**What you will do**
The records below need to be set down again exactly; their images stay out.

****************

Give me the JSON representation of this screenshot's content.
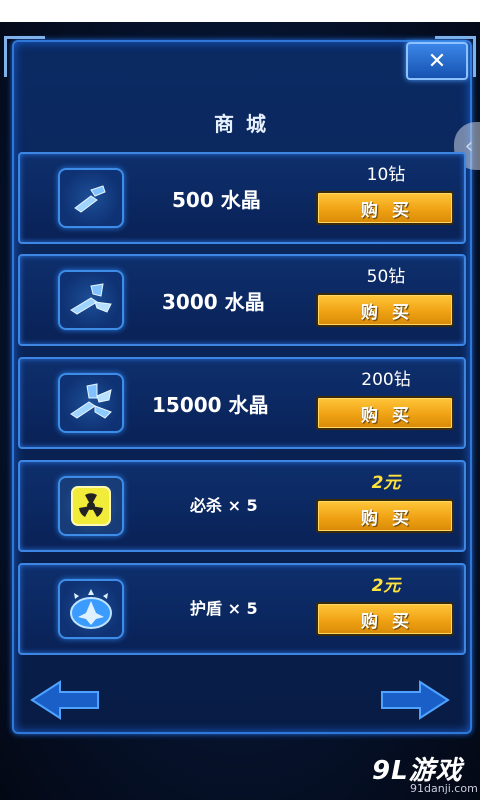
{
  "window": {
    "close_label": "✕",
    "side_tab_label": "‹"
  },
  "shop": {
    "title": "商城",
    "buy_label": "购买"
  },
  "items": [
    {
      "name": "500  水晶",
      "price": "10钻",
      "price_type": "diamond",
      "icon": "crystal-small-icon"
    },
    {
      "name": "3000 水晶",
      "price": "50钻",
      "price_type": "diamond",
      "icon": "crystal-medium-icon"
    },
    {
      "name": "15000 水晶",
      "price": "200钻",
      "price_type": "diamond",
      "icon": "crystal-large-icon"
    },
    {
      "name": "必杀 × 5",
      "price": "2元",
      "price_type": "yuan",
      "icon": "radiation-bomb-icon"
    },
    {
      "name": "护盾 × 5",
      "price": "2元",
      "price_type": "yuan",
      "icon": "shield-fighter-icon"
    }
  ],
  "nav": {
    "prev_icon": "arrow-left-icon",
    "next_icon": "arrow-right-icon"
  },
  "watermark": {
    "main": "9L游戏",
    "sub": "91danji.com"
  },
  "colors": {
    "panel": "#0b2a63",
    "border": "#3d86e4",
    "buy_button": "#f0a214",
    "yuan_price": "#ffe23d"
  }
}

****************

**Task response**
Give me the JSON representation of this screenshot's content.
{
  "window": {
    "close_label": "✕",
    "side_tab_label": "‹"
  },
  "shop": {
    "title": "商城",
    "buy_label": "购买"
  },
  "items": [
    {
      "name": "500  水晶",
      "price": "10钻",
      "price_type": "diamond",
      "icon": "crystal-small-icon"
    },
    {
      "name": "3000 水晶",
      "price": "50钻",
      "price_type": "diamond",
      "icon": "crystal-medium-icon"
    },
    {
      "name": "15000 水晶",
      "price": "200钻",
      "price_type": "diamond",
      "icon": "crystal-large-icon"
    },
    {
      "name": "必杀 × 5",
      "price": "2元",
      "price_type": "yuan",
      "icon": "radiation-bomb-icon"
    },
    {
      "name": "护盾 × 5",
      "price": "2元",
      "price_type": "yuan",
      "icon": "shield-fighter-icon"
    }
  ],
  "nav": {
    "prev_icon": "arrow-left-icon",
    "next_icon": "arrow-right-icon"
  },
  "watermark": {
    "main": "9L游戏",
    "sub": "91danji.com"
  },
  "colors": {
    "panel": "#0b2a63",
    "border": "#3d86e4",
    "buy_button": "#f0a214",
    "yuan_price": "#ffe23d"
  }
}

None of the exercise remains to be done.